STEVE INSKEEP, HOST:

We go next to Haiti, where it seems democracy has fallen apart. The country does not have a single regularly elected official. Everybody's terms expired, and nobody has held new elections. Last week, some police turned on the de facto prime minister. NPR's Eyder Peralta reports.

EYDER PERALTA, BYLINE: Prime Minister Ariel Henry had just returned to the country when he found himself surrounded by angry protesters at the airport in Port au Prince.

(SOUNDBITE OF PROTEST)

PERALTA: In previous weeks, more than 10 police officers had been killed by gangs, so some of them turned on the country's de facto prime minister. They blocked roads by burning tires, and some of them made it to the terminal building, destroying some property.

ROBERT FATTON: So you have a really critical situation in the police, and that is the only real institutional force that could reestablish a semblance of order. And it's falling apart itself.

PERALTA: That's Robert Fatton, who studies Haiti at the University of Virginia. He says right now, there is very little keeping Haiti together. Gangs are running rampant. The country hasn't held elections in so long, it doesn't have a single legitimately elected official. And now that Prime Minister Henry has seemingly lost the police, he can only head in one direction, hoping for the continued support of the international community.

FATTON: So we are indeed facing the precipice, and it's very unclear what might happen.

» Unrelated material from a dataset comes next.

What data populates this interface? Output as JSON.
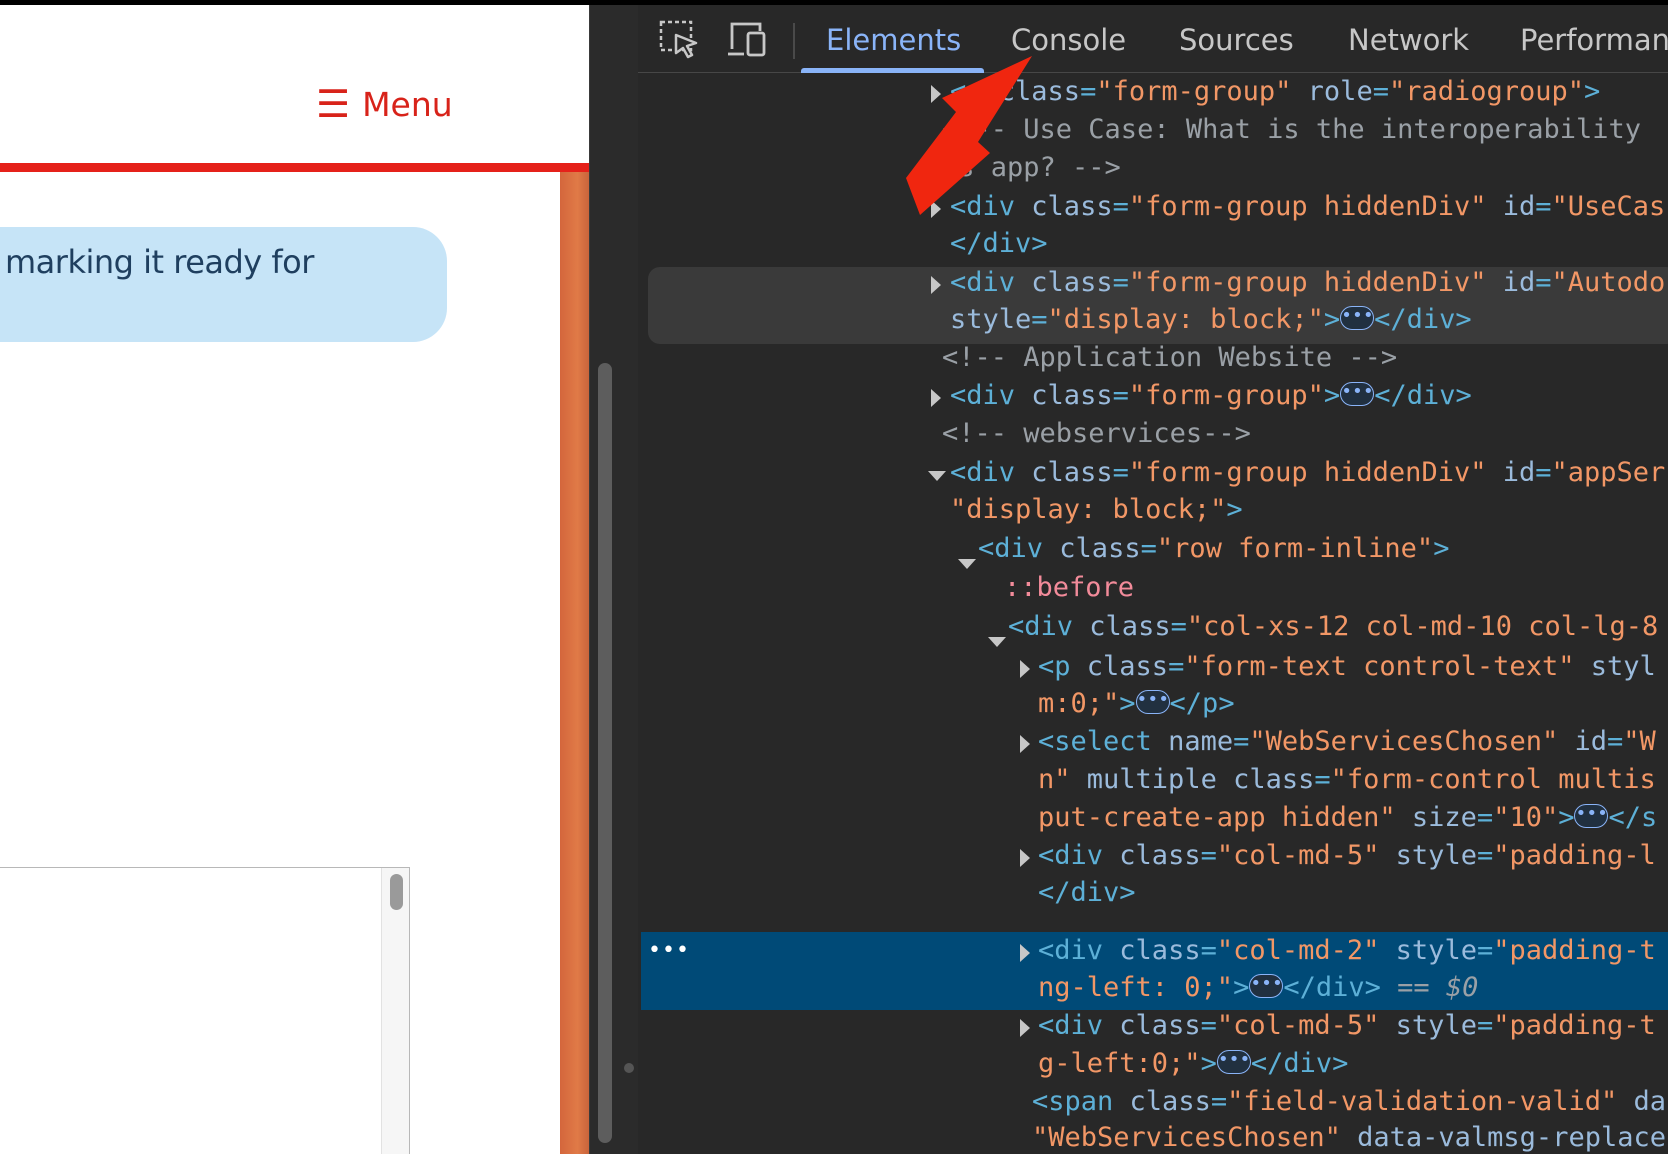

PERALTA: Henry came to power in the summer of 2021. The president of Haiti, Jovenel Moise, was assassinated. And amid a power struggle, the U.S., Canada, France and other members of the so-called core group put their weight behind Henry. Later, Haitian authorities expressed suspicion that Henry was involved in the assassination of the president. Cecile Accilien, a professor at Kennesaw University, says this is the historical pattern in Haiti. Western powers have always chosen their interests and stability over doing what's right for the Haitian people.

CECILE ACCILIEN: Yes, Haitians are responsible. You've had ongoing corrupt government, but the U.S. has supported this corruption.

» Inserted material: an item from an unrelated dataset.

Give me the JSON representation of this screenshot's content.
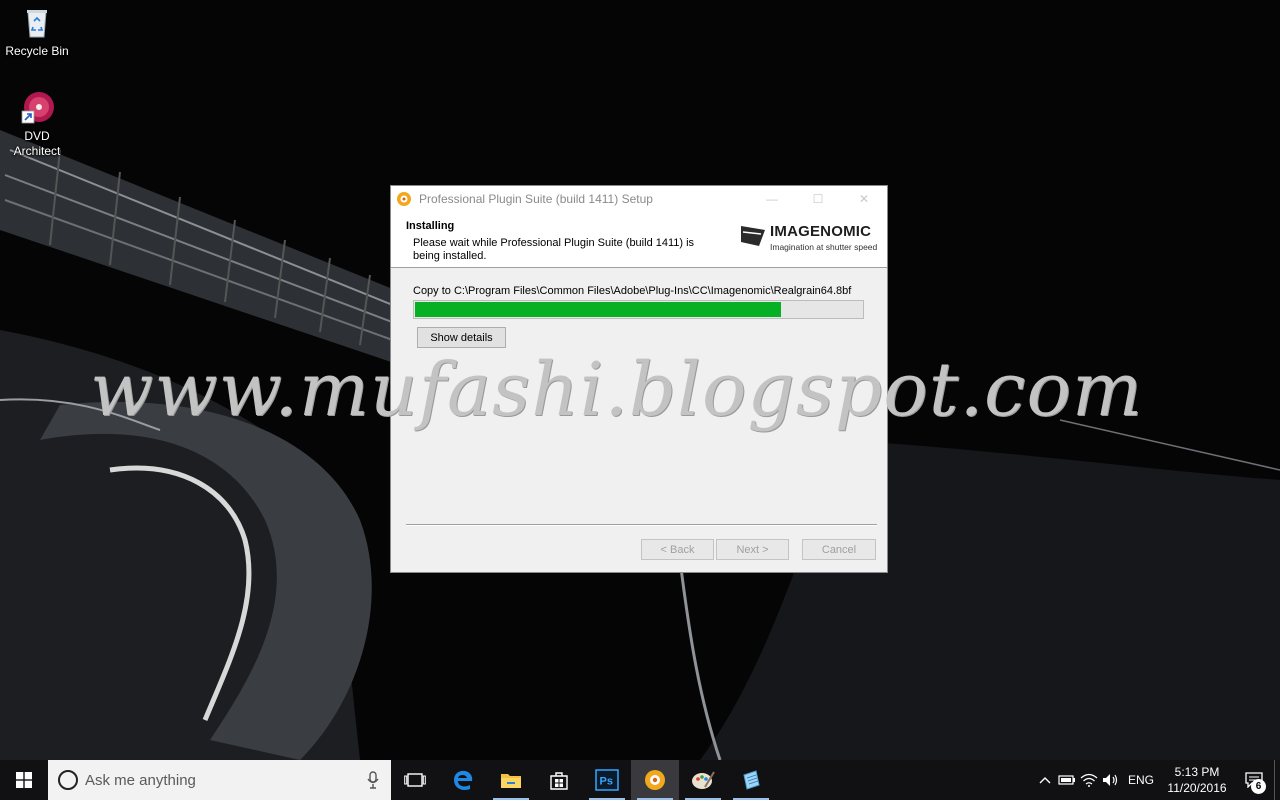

PERALTA: For decades, Accilien says, the U.S. has supported the governments that created the gangs, and now that the leader they helped bring to power has failed, she says, the U.S. has to own it.

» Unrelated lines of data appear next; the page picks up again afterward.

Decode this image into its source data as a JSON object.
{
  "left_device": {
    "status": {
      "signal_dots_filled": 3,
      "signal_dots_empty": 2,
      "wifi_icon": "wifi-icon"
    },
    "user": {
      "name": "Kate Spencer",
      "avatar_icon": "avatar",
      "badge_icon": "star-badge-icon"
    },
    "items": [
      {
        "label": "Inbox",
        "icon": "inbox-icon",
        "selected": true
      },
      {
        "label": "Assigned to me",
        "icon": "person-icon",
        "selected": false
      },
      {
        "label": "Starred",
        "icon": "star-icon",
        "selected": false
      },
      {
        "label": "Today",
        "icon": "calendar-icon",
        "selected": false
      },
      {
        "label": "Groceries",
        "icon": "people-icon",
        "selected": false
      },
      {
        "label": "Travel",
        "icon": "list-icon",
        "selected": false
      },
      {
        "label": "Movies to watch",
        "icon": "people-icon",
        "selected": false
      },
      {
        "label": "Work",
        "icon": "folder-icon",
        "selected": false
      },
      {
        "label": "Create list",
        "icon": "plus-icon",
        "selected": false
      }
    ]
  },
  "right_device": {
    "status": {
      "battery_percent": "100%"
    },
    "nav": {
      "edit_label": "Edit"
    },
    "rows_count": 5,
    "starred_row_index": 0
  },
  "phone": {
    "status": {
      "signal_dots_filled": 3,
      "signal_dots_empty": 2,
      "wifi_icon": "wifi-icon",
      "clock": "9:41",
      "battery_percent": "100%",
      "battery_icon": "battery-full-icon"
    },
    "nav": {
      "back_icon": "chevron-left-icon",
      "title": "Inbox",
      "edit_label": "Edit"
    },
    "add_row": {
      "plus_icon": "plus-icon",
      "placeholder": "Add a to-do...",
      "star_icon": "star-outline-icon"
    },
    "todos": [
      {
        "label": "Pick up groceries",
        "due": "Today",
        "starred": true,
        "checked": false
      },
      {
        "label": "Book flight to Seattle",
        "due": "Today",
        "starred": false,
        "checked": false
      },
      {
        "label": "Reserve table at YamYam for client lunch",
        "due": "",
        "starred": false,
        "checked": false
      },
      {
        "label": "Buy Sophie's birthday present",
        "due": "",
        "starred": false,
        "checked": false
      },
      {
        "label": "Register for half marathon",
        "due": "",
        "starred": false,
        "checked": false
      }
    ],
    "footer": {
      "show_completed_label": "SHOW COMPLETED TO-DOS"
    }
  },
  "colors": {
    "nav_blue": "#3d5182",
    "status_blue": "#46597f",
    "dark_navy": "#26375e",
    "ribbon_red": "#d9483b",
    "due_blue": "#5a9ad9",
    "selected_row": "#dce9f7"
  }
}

ACCILIEN: Yes. They have to untangle this. It's their mess.

PERALTA: Henry has called for an international force to help stabilize Haiti. But the U.S. says it's unwilling to lead that force, and they haven't been able to convince anyone else to take the plunge. In a statement to NPR, a State Department spokesperson would not say whether the U.S. still supports the prime minister, but they said they were encouraged by a recent political accord. The so-called national consensus plan would form a transitional council that would plan elections for this year. Monique Clesca, who is part of a group of Haitians looking for a holistic solution to the crisis, laughs at the suggestion.

MONIQUE CLESCA: We can't even go to the bank. You can't go anywhere. And they want him to be organizing elections this year. This is a farce.

PERALTA: If things are to change for good in Haiti, she says, the U.S. and its allies need to stop propping up corrupt regimes.

CLESCA: It's not at all going to be easy, but we must start. We can't just keep saying it's OK to have a criminal organization running a country.

PERALTA: Part of that, says Clesca, means ending support for Prime Minister Henry. Eyder Peralta, NPR News, Mexico City. Transcript provided by NPR, Copyright NPR.

Eyder Peralta is NPR's East Africa correspondent based in Nairobi, Kenya.